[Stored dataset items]

########

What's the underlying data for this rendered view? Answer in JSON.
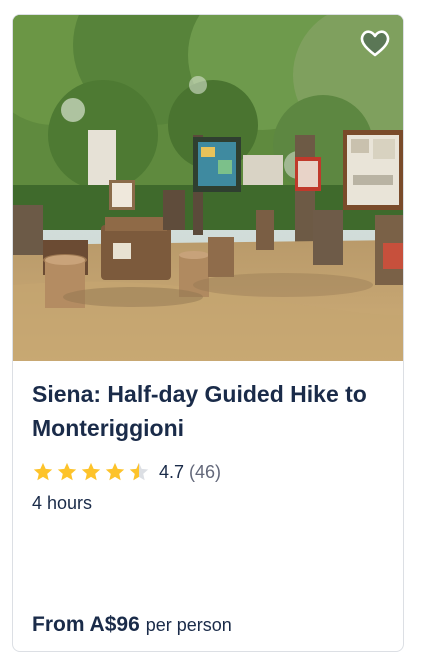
{
  "card": {
    "image_alt": "Wooden benches and signboards under trees",
    "wishlist_icon": "heart-outline-icon",
    "title": "Siena: Half-day Guided Hike to Monteriggioni",
    "rating": {
      "stars": 4.7,
      "value": "4.7",
      "count": "(46)",
      "star_color": "#fdc32a"
    },
    "duration": "4 hours",
    "price": {
      "amount": "From A$96",
      "unit": "per person"
    }
  }
}
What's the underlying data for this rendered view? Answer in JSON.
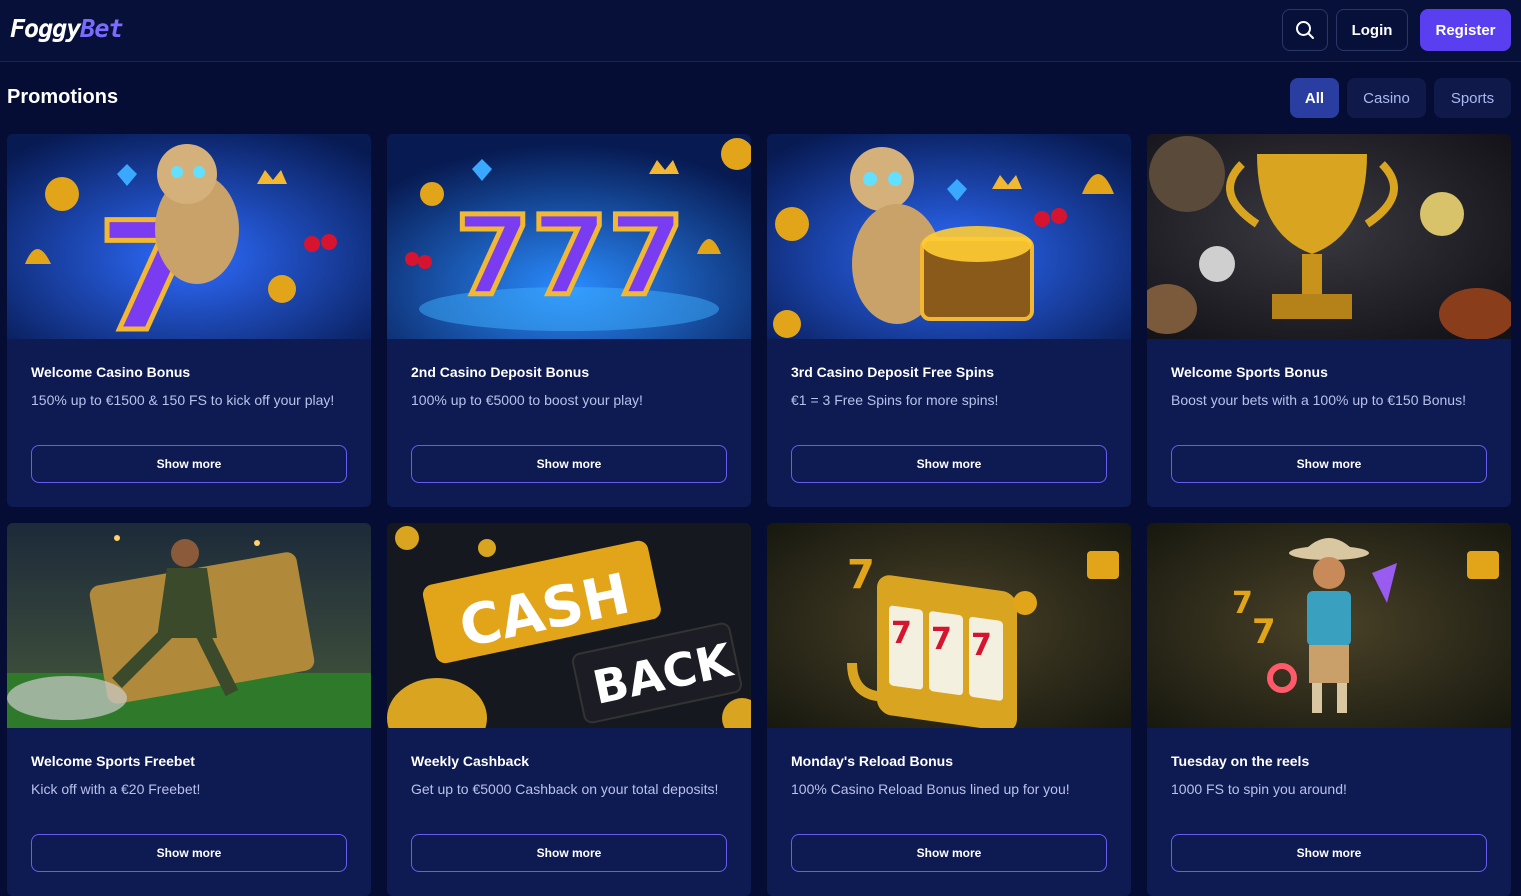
{
  "header": {
    "logo": {
      "part1": "Foggy",
      "part2": "Bet"
    },
    "search_icon": "search-icon",
    "login_label": "Login",
    "register_label": "Register"
  },
  "page": {
    "title": "Promotions"
  },
  "filters": [
    {
      "label": "All",
      "active": true
    },
    {
      "label": "Casino",
      "active": false
    },
    {
      "label": "Sports",
      "active": false
    }
  ],
  "promotions": [
    {
      "title": "Welcome Casino Bonus",
      "description": "150% up to €1500 & 150 FS to kick off your play!",
      "cta": "Show more",
      "image": "mummy-slot-seven"
    },
    {
      "title": "2nd Casino Deposit Bonus",
      "description": "100% up to €5000 to boost your play!",
      "cta": "Show more",
      "image": "triple-seven"
    },
    {
      "title": "3rd Casino Deposit Free Spins",
      "description": "€1 = 3 Free Spins for more spins!",
      "cta": "Show more",
      "image": "mummy-treasure-chest"
    },
    {
      "title": "Welcome Sports Bonus",
      "description": "Boost your bets with a 100% up to €150 Bonus!",
      "cta": "Show more",
      "image": "golden-trophy"
    },
    {
      "title": "Welcome Sports Freebet",
      "description": "Kick off with a €20 Freebet!",
      "cta": "Show more",
      "image": "football-player-ticket"
    },
    {
      "title": "Weekly Cashback",
      "description": "Get up to €5000 Cashback on your total deposits!",
      "cta": "Show more",
      "image": "cash-back-banner"
    },
    {
      "title": "Monday's Reload Bonus",
      "description": "100% Casino Reload Bonus lined up for you!",
      "cta": "Show more",
      "image": "slot-machine"
    },
    {
      "title": "Tuesday on the reels",
      "description": "1000 FS to spin you around!",
      "cta": "Show more",
      "image": "cowboy-character"
    }
  ],
  "image_text": {
    "cash": "CASH",
    "back": "BACK",
    "seven": "7",
    "sevens": "777"
  },
  "colors": {
    "background": "#060d35",
    "card": "#0e1a52",
    "accent": "#5a3ff0",
    "outline": "#6a5cf0"
  }
}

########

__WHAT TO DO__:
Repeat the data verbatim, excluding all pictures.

__RESULT OF THE EXERCISE__:
What's the underlying data for this rendered view? Answer in JSON.
{
  "card": {
    "image_alt": "Wooden benches and signboards under trees",
    "wishlist_icon": "heart-outline-icon",
    "title": "Siena: Half-day Guided Hike to Monteriggioni",
    "rating": {
      "stars": 4.7,
      "value": "4.7",
      "count": "(46)",
      "star_color": "#fdc32a"
    },
    "duration": "4 hours",
    "price": {
      "amount": "From A$96",
      "unit": "per person"
    }
  }
}
What's the underlying data for this rendered view? Answer in JSON.
{
  "header": {
    "logo": {
      "part1": "Foggy",
      "part2": "Bet"
    },
    "search_icon": "search-icon",
    "login_label": "Login",
    "register_label": "Register"
  },
  "page": {
    "title": "Promotions"
  },
  "filters": [
    {
      "label": "All",
      "active": true
    },
    {
      "label": "Casino",
      "active": false
    },
    {
      "label": "Sports",
      "active": false
    }
  ],
  "promotions": [
    {
      "title": "Welcome Casino Bonus",
      "description": "150% up to €1500 & 150 FS to kick off your play!",
      "cta": "Show more",
      "image": "mummy-slot-seven"
    },
    {
      "title": "2nd Casino Deposit Bonus",
      "description": "100% up to €5000 to boost your play!",
      "cta": "Show more",
      "image": "triple-seven"
    },
    {
      "title": "3rd Casino Deposit Free Spins",
      "description": "€1 = 3 Free Spins for more spins!",
      "cta": "Show more",
      "image": "mummy-treasure-chest"
    },
    {
      "title": "Welcome Sports Bonus",
      "description": "Boost your bets with a 100% up to €150 Bonus!",
      "cta": "Show more",
      "image": "golden-trophy"
    },
    {
      "title": "Welcome Sports Freebet",
      "description": "Kick off with a €20 Freebet!",
      "cta": "Show more",
      "image": "football-player-ticket"
    },
    {
      "title": "Weekly Cashback",
      "description": "Get up to €5000 Cashback on your total deposits!",
      "cta": "Show more",
      "image": "cash-back-banner"
    },
    {
      "title": "Monday's Reload Bonus",
      "description": "100% Casino Reload Bonus lined up for you!",
      "cta": "Show more",
      "image": "slot-machine"
    },
    {
      "title": "Tuesday on the reels",
      "description": "1000 FS to spin you around!",
      "cta": "Show more",
      "image": "cowboy-character"
    }
  ],
  "image_text": {
    "cash": "CASH",
    "back": "BACK",
    "seven": "7",
    "sevens": "777"
  },
  "colors": {
    "background": "#060d35",
    "card": "#0e1a52",
    "accent": "#5a3ff0",
    "outline": "#6a5cf0"
  }
}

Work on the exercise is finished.